Exercise goal: Look through the listing for the word "Daily". Copy each line that has it.
======== Data provided
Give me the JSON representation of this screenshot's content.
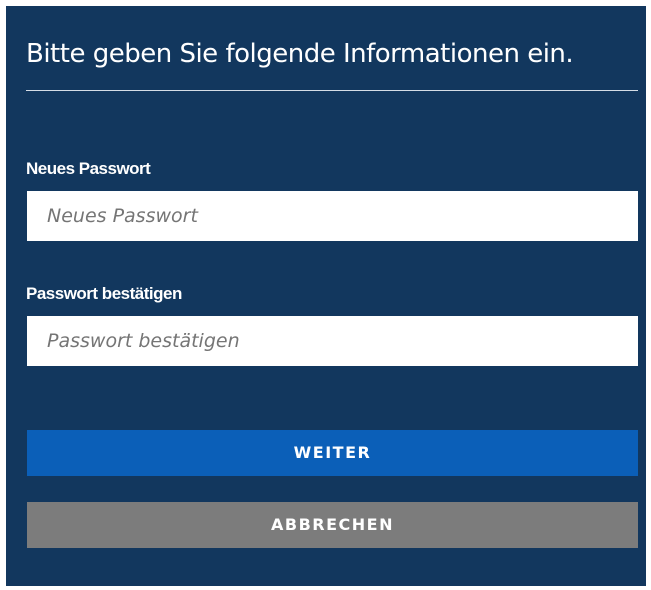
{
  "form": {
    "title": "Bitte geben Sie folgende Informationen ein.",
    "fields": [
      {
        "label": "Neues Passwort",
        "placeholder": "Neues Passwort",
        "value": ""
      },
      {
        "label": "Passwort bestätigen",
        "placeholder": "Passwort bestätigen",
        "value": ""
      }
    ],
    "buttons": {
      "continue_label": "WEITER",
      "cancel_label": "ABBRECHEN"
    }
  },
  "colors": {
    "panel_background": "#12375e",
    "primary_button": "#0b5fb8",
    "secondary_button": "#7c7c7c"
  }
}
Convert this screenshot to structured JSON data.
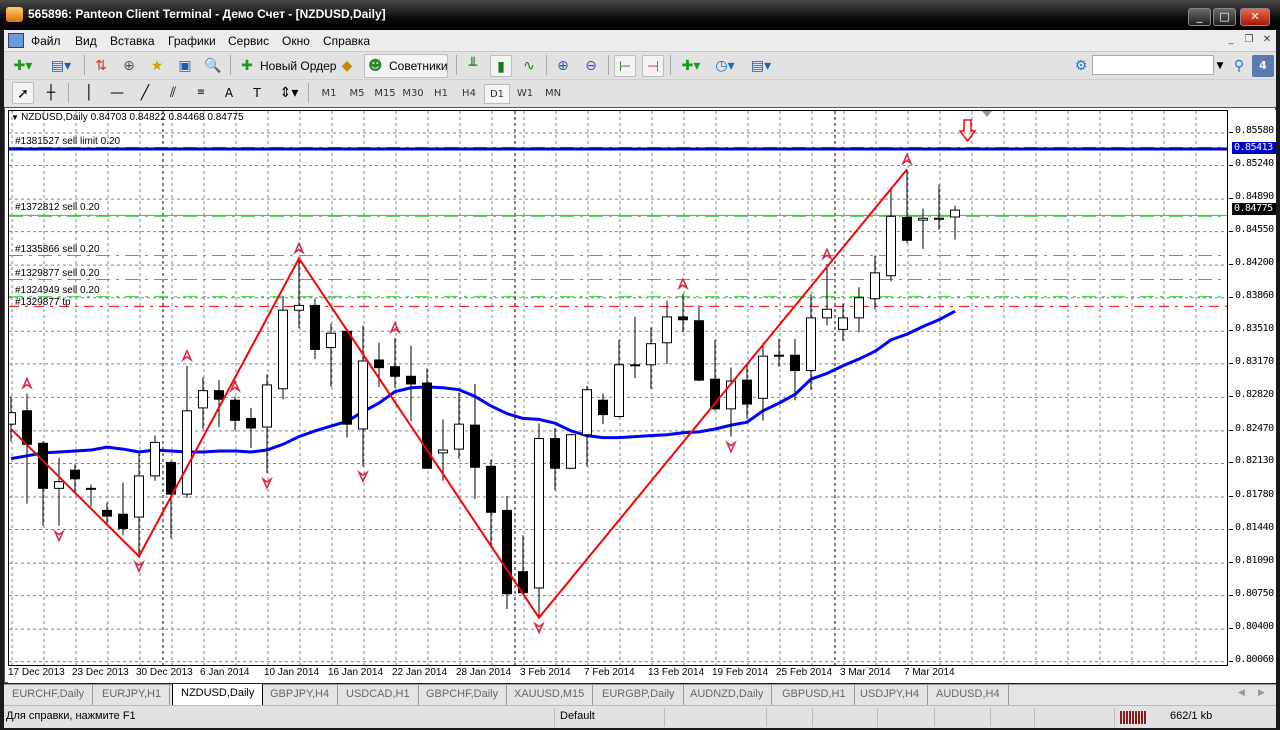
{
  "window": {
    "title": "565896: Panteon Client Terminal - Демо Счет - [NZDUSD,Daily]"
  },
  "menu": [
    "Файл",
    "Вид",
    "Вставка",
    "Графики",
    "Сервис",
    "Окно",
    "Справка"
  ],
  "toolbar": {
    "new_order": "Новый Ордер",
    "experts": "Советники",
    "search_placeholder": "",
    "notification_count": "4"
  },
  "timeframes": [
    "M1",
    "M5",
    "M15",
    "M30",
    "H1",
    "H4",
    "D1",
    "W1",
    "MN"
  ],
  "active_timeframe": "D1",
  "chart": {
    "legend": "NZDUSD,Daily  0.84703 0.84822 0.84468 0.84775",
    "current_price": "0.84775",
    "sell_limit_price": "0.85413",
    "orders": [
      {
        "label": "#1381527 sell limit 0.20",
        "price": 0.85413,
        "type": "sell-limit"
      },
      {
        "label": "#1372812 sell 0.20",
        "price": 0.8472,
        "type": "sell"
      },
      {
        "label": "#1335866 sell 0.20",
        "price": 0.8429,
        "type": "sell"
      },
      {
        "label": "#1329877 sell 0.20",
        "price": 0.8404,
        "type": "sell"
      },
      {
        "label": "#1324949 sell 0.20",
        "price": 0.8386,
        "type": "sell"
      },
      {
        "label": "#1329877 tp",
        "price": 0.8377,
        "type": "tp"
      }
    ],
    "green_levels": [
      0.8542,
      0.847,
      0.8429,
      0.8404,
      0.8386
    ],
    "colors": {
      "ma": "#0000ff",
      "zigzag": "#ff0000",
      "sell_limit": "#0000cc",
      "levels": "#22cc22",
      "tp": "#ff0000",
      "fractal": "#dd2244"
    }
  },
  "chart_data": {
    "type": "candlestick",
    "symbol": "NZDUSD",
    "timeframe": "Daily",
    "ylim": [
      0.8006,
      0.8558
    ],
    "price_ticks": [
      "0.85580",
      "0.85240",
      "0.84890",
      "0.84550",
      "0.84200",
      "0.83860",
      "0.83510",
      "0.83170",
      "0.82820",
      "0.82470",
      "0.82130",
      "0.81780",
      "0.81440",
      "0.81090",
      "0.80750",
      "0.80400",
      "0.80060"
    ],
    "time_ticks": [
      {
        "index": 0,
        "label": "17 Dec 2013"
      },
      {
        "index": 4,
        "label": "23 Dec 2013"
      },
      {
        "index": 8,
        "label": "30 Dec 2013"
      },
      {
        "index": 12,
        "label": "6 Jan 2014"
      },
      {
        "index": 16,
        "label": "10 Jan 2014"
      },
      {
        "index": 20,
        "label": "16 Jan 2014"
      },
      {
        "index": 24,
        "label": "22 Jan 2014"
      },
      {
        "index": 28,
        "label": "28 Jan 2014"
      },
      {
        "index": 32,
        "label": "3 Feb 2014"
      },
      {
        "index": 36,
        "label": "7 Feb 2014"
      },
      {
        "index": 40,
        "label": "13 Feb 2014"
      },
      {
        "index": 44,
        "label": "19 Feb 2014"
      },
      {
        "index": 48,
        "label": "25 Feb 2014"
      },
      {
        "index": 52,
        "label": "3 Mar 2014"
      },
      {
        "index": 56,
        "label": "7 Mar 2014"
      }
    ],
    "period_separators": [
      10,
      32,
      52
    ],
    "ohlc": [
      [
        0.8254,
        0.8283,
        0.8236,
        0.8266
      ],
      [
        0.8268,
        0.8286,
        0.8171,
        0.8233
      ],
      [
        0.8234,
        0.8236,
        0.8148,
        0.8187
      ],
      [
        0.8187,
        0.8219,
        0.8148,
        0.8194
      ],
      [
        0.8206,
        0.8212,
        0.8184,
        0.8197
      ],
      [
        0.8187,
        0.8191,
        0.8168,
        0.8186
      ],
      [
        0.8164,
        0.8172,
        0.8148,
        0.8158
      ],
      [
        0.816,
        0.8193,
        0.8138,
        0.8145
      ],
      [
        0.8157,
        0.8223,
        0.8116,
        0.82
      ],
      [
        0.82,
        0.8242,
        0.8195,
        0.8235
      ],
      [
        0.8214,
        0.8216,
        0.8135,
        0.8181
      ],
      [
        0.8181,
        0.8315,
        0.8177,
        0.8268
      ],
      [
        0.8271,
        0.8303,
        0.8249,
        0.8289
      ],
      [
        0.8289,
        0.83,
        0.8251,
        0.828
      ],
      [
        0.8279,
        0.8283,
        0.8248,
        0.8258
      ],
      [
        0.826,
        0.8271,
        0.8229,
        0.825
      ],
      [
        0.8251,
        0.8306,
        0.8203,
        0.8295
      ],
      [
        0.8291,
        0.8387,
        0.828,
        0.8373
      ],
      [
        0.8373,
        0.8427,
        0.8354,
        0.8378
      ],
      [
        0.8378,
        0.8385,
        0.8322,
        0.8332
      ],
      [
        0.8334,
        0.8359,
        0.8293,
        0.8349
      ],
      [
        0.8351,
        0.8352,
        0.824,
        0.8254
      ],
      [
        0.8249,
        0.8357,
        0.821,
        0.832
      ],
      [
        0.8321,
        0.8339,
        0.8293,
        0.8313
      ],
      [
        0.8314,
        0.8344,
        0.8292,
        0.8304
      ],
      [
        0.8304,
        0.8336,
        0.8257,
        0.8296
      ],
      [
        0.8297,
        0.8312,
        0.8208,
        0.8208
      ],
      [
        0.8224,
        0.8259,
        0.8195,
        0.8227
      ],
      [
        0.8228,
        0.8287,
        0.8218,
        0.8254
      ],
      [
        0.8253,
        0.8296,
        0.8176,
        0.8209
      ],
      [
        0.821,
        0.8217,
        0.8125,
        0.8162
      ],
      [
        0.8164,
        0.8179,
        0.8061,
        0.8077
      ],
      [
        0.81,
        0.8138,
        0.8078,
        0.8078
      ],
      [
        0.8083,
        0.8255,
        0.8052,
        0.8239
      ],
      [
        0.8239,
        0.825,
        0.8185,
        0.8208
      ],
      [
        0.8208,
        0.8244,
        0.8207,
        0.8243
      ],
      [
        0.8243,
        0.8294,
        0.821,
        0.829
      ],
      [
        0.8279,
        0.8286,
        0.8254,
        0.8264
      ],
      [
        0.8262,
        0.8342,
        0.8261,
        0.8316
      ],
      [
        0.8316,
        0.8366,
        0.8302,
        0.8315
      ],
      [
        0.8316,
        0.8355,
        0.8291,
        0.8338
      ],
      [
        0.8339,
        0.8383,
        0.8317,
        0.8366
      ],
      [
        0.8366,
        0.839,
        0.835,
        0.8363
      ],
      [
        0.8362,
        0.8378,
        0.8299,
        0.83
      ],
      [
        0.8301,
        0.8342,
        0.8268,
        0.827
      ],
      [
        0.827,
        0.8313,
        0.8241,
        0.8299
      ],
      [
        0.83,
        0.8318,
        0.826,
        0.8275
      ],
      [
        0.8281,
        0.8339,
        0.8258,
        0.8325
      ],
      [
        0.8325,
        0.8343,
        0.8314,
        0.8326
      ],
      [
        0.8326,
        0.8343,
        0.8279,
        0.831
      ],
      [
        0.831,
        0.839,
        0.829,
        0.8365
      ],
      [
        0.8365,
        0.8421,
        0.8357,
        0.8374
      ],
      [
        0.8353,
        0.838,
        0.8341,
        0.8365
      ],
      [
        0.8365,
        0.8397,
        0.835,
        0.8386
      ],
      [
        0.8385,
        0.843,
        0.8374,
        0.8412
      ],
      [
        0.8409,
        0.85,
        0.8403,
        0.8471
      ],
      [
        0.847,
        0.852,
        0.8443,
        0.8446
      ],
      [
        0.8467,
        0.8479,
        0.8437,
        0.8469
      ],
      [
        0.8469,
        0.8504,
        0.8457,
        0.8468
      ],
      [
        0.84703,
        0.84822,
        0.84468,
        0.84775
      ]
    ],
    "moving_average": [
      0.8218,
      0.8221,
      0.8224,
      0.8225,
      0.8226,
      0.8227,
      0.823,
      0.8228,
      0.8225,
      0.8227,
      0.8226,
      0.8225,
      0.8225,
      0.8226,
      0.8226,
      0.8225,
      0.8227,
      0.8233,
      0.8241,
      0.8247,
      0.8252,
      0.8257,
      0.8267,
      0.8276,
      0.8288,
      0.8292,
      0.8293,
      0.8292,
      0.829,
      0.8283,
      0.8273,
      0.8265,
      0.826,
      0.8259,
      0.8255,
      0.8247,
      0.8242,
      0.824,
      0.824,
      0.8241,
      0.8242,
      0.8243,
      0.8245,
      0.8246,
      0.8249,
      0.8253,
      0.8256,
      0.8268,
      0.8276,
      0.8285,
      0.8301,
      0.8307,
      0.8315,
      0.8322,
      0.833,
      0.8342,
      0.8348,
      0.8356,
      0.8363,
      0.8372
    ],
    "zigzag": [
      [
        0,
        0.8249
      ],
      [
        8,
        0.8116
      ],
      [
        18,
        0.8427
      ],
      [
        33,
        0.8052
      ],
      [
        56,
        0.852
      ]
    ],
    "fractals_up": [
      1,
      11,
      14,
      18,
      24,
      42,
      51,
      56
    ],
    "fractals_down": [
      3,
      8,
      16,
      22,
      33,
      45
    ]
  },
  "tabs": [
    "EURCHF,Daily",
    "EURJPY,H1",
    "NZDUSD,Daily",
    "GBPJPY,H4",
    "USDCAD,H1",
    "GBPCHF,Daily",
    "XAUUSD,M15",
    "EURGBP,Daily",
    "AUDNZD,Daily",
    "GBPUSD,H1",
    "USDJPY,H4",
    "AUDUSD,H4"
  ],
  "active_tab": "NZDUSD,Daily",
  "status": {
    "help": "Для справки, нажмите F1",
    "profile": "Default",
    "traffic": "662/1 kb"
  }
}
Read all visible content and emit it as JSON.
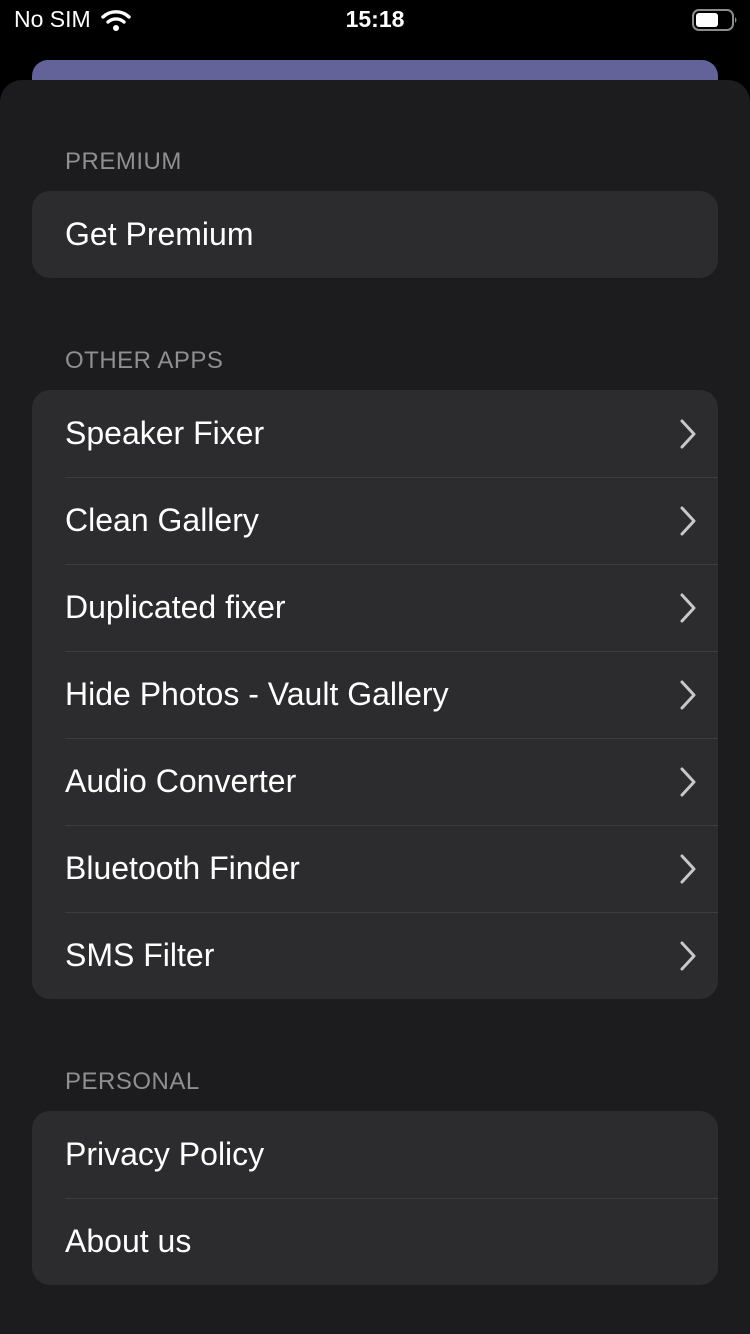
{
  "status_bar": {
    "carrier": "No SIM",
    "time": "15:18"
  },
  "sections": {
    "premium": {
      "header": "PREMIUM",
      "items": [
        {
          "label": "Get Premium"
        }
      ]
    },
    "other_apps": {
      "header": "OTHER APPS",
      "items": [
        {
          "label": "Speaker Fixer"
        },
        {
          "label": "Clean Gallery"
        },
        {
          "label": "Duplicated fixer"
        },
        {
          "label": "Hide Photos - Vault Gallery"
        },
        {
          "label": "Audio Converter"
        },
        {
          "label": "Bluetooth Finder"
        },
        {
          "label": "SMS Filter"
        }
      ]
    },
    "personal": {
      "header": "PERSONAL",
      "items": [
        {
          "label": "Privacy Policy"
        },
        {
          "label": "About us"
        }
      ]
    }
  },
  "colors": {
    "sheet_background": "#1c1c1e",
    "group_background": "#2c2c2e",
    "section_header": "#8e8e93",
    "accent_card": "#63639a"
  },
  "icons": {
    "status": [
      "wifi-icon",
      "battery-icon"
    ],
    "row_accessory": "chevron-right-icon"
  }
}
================
Finished task:
    "title": "565896: Panteon Client Terminal - Демо Счет - [NZDUSD,Daily]"
    "legend": "NZDUSD,Daily  0.84703 0.84822 0.84468 0.84775",
    "timeframe": "Daily",
    "EURCHF,Daily",
    "NZDUSD,Daily",
    "GBPCHF,Daily",
    "EURGBP,Daily",
    "AUDNZD,Daily",
  "active_tab": "NZDUSD,Daily",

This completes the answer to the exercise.